Slapping paint on a canvas - Task 5


The HTML5 canvas element is a great new addition to web development. It allows designers to create amazing graphical work in a more standardised way, with increasing support amongst browsers. Working with an HTML canvas for the first time can be challenging task, therefore my choice to create a simple paint application.


As I was shaping the idea behind the layout in my head, I realized that I clearly needed help to get started. Seeing as I am a great fan of professional guidance, otherwise known as tutorials, I decided to browse the Internet for similar work. I stumbled across an article on "Creating a Paint Application with HTML5 Canvas" written by Rishabh, at, which I used as an early base. Providing me with basic knowledge that I then could derive and modify to a more suitable piece of work, that better match my personal goals.

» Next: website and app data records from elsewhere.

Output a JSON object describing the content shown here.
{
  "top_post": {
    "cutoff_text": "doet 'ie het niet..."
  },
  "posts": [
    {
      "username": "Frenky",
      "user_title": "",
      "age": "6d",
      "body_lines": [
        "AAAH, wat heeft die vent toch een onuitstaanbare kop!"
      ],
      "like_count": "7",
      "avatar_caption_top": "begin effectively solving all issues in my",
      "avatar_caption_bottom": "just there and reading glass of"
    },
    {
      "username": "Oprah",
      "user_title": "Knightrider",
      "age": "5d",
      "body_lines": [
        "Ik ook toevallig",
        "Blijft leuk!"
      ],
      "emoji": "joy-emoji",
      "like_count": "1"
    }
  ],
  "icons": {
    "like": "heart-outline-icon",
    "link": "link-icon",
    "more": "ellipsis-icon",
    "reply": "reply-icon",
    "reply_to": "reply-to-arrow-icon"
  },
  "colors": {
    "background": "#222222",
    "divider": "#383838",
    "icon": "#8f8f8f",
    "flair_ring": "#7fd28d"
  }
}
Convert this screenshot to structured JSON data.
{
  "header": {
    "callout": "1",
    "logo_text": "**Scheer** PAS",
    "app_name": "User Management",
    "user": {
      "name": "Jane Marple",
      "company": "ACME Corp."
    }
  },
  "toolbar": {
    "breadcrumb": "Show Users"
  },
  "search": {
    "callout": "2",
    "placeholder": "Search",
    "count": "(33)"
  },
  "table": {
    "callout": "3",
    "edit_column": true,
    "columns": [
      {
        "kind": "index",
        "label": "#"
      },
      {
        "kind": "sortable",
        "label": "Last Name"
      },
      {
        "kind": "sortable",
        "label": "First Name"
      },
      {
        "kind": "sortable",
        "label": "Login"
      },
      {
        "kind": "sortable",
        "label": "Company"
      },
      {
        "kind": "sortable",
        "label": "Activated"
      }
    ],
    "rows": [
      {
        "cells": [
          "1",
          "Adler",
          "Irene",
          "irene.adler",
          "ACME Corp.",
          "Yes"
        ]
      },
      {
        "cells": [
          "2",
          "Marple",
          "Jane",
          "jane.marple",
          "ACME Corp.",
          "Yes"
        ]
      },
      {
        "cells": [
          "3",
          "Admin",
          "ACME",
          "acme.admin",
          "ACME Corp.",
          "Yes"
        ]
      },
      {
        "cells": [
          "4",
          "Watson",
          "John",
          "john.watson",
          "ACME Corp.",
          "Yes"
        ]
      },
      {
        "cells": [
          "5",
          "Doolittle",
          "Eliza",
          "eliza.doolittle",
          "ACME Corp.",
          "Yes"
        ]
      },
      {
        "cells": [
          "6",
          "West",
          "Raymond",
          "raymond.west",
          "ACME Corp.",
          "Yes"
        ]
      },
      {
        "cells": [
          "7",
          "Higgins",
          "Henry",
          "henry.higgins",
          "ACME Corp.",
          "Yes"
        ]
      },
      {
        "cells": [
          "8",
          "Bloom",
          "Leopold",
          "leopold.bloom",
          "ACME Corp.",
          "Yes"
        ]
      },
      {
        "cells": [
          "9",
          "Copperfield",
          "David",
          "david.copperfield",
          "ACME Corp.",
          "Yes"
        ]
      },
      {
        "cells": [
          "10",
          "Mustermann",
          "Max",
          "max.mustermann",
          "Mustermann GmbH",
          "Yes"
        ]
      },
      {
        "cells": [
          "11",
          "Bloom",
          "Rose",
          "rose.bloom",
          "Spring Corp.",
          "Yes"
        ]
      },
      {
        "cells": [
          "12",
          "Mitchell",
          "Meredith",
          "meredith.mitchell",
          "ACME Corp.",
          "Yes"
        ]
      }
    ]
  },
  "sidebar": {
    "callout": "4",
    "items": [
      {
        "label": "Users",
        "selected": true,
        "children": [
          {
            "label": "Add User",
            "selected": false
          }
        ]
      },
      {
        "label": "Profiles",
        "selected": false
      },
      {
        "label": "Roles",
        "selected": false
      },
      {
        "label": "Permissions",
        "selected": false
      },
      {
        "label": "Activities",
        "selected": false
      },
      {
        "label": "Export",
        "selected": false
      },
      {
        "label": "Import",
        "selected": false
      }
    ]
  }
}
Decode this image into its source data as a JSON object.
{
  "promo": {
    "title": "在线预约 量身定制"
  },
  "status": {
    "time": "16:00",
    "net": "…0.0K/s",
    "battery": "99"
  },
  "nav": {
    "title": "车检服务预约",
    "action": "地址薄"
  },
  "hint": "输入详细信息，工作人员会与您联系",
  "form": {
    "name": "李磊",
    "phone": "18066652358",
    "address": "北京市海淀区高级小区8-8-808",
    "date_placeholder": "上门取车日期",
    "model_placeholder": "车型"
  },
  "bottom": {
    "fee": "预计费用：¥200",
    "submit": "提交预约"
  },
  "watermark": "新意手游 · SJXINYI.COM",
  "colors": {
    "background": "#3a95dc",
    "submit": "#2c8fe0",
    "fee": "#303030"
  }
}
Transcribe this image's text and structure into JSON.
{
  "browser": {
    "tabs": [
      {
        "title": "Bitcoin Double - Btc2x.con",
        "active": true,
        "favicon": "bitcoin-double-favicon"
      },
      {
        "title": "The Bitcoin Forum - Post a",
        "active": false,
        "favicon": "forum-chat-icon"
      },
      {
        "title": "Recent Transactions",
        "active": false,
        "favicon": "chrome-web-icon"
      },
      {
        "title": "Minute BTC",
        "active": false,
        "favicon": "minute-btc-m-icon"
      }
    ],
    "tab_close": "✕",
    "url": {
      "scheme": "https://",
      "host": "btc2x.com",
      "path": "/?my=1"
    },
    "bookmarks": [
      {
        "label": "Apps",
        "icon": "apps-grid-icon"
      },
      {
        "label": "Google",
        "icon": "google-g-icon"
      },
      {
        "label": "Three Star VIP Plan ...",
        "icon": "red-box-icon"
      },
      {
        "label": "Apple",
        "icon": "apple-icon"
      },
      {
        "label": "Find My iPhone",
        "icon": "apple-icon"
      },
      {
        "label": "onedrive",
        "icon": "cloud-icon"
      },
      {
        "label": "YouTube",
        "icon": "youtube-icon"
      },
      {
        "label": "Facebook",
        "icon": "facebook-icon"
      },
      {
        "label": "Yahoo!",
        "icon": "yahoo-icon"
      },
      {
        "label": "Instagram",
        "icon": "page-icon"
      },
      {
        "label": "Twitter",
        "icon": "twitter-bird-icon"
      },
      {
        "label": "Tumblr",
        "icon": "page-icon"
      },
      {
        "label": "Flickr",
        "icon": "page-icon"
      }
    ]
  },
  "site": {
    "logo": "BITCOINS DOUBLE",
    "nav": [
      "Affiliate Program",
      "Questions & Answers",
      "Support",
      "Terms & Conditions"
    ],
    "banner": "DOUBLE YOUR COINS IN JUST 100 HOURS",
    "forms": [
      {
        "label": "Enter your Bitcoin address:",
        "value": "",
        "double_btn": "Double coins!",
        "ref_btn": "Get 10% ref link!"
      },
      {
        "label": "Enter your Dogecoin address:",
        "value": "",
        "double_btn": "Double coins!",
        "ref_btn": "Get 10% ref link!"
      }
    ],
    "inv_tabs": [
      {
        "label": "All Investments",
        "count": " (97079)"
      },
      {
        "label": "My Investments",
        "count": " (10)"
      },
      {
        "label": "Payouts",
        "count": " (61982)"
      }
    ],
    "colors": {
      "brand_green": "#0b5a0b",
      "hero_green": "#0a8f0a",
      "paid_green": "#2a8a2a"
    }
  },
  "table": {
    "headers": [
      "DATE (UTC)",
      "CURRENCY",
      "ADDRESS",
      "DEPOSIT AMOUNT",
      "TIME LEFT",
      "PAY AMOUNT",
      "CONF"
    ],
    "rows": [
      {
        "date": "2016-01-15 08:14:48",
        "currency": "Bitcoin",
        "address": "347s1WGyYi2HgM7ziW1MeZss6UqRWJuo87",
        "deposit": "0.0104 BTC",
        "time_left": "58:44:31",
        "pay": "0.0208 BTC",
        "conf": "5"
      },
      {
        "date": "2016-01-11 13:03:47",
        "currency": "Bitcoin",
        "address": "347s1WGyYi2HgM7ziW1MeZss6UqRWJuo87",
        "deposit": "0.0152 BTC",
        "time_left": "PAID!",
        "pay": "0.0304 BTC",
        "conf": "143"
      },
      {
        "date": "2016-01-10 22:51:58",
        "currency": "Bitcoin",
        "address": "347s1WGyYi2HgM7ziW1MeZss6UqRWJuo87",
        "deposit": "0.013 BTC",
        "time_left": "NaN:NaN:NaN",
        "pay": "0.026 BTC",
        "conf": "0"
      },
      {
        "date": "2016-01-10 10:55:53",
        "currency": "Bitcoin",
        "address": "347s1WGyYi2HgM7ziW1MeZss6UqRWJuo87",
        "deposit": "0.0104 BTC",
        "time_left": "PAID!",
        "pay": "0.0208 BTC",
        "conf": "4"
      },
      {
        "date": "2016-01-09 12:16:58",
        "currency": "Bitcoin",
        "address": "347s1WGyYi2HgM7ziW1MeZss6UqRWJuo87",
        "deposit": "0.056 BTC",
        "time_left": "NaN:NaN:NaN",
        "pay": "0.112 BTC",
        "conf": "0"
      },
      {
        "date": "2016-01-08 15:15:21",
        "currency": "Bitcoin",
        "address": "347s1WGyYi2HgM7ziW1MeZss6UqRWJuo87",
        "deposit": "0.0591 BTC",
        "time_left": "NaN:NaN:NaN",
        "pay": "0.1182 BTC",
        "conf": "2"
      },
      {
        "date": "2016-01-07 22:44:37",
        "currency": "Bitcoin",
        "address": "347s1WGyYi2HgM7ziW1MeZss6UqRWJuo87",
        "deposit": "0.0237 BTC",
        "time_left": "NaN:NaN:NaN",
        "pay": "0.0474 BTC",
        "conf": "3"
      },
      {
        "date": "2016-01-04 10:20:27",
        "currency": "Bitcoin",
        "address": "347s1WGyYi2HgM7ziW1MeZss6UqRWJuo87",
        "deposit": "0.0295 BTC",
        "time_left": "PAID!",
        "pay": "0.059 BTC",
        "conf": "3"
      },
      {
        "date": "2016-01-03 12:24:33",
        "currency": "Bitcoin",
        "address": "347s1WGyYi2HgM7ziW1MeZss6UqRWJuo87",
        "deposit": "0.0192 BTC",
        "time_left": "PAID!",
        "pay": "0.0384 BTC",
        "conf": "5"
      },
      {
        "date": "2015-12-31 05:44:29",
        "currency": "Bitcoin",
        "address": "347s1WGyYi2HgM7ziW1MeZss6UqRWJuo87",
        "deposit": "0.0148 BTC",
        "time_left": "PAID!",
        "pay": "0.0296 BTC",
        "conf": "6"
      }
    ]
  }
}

The final product contains two canvas elements, one for previewing the brush and the other one for painting on. Inspired by Adobe Photoshop basic settings for brushes, I decided to have adjustable options for opacity, hardness and size. Each change to the settings updates both the internal brush properties and the preview in real time, giving the user direct feedback from his or her choices. The basic principle behind the paint canvas was to capture each mouse event and then render a circle with a gradient based on the users' settings. The positional argument for each circle is that of the users' mouse cursor location. That way each movement represents a new brushstroke painted onto the canvas until the user releases the left mouse button. This may not be the best approach for smooth painting, but it does its job to a degree that I am satisfied with.